Well, I gave myself permission to fall asleep and actually stayed awake for the whole thing so that’s something.  There is no way I would have watched at all if it had not been for the List.  Admittedly, it’s like nothing I have ever seen before.  There is a way to make a beautiful film out of paper cut-outs.  It is called The Adventures of Prince Achmed (1926).

Trailer for “expanded” version with live accompaniment

The Manchurian Candidate

The Manchurian Candidate
Directed by John Frankenheimer
Written by George Axelrod from a novel by Richard Conden
M.C. Productions
Repeat viewing/My DVD collection
One of 1001 Movies You Must See Before You Die

Bennett Marco: Raymond Shaw is the kindest, bravest, warmest, most wonderful human being I’ve ever known in my life.

I consider this the best conspiracy movie ever made.  Pity about Janet Leigh’s character, though.

As the movie begins a unit headed by Major Bennett Marco (Frank Sinatra) is on a reconnaissance mission behind enemy lines in North Korea.  Marco credits Staff Sergeant Raymond Shaw (Laurence Harvey) with saving the lives of the survivors of the action and Shaw receives the Medal of Honor for his heroism.  After returning to the U.S., Marco suffers from weird recurring nightmares in which Shaw commits unspeakable acts during a gardening club meeting.  These are so distressing that his commanding officer orders him to take it easy.  Marco believes he is losing his mind until he is approached by one of his comrades who is having similar nightmares.  He becomes determined to ferret out the truth.

In the meantime, Raymond’s mother (Angela Lansbury) and step-father Senator Johnny Iselin (James Gregory) are basking in Raymond’s glory.  The Iselins are rabid Red-baiters and have ambitions to take the White House.  Raymond hates his mother for breaking up the great romance of his life and despises Johnny and his politics.  Anyone who has not had the story spoiled previously will be glad that I stop here.

One aspect of the movie that cannot be spoiled is Marco’s bizarre encounter with Rosie (Janet Leigh) on a train.  It is love at first sight on her part featuring dialogue that can only be described as surreal.  The Rosie-Marco romance is the one weak spot in an otherwise excellent and chilling movie.

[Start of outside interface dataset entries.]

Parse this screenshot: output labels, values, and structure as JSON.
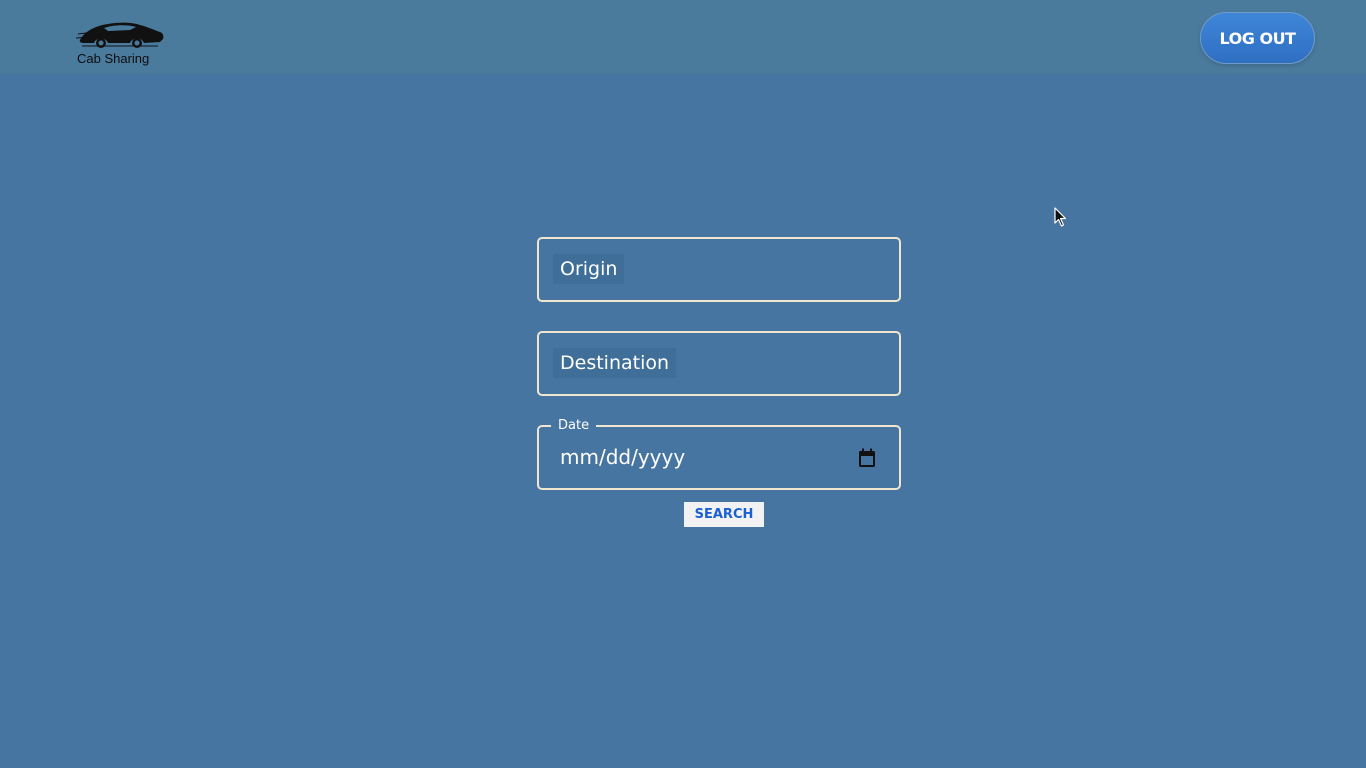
{
  "header": {
    "logo_text": "Cab Sharing",
    "logout_label": "LOG OUT"
  },
  "form": {
    "origin_placeholder": "Origin",
    "destination_placeholder": "Destination",
    "date_label": "Date",
    "date_value": "mm/dd/yyyy",
    "search_label": "SEARCH"
  },
  "icons": {
    "logo": "car-icon",
    "calendar": "calendar-icon",
    "cursor": "mouse-cursor-icon"
  },
  "colors": {
    "background": "#4775a1",
    "header": "#4a7b9d",
    "field_border": "#efe6cf",
    "logout_button": "#3a7fcf",
    "search_text": "#1a5fd4"
  }
}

All of the principal players are at the top of their game and Lansbury’s performance is unforgettable.  It’s unfortunate that she was competing for the Oscar that year with Patty Duke, who could not have been denied.  Every technical aspect is practically perfect as well.  Highly recommended.

The Manchurian Candidate was nominated for Academy Awards in the categories of Best Supporting Actress (Lansbury) and Best Film Editing.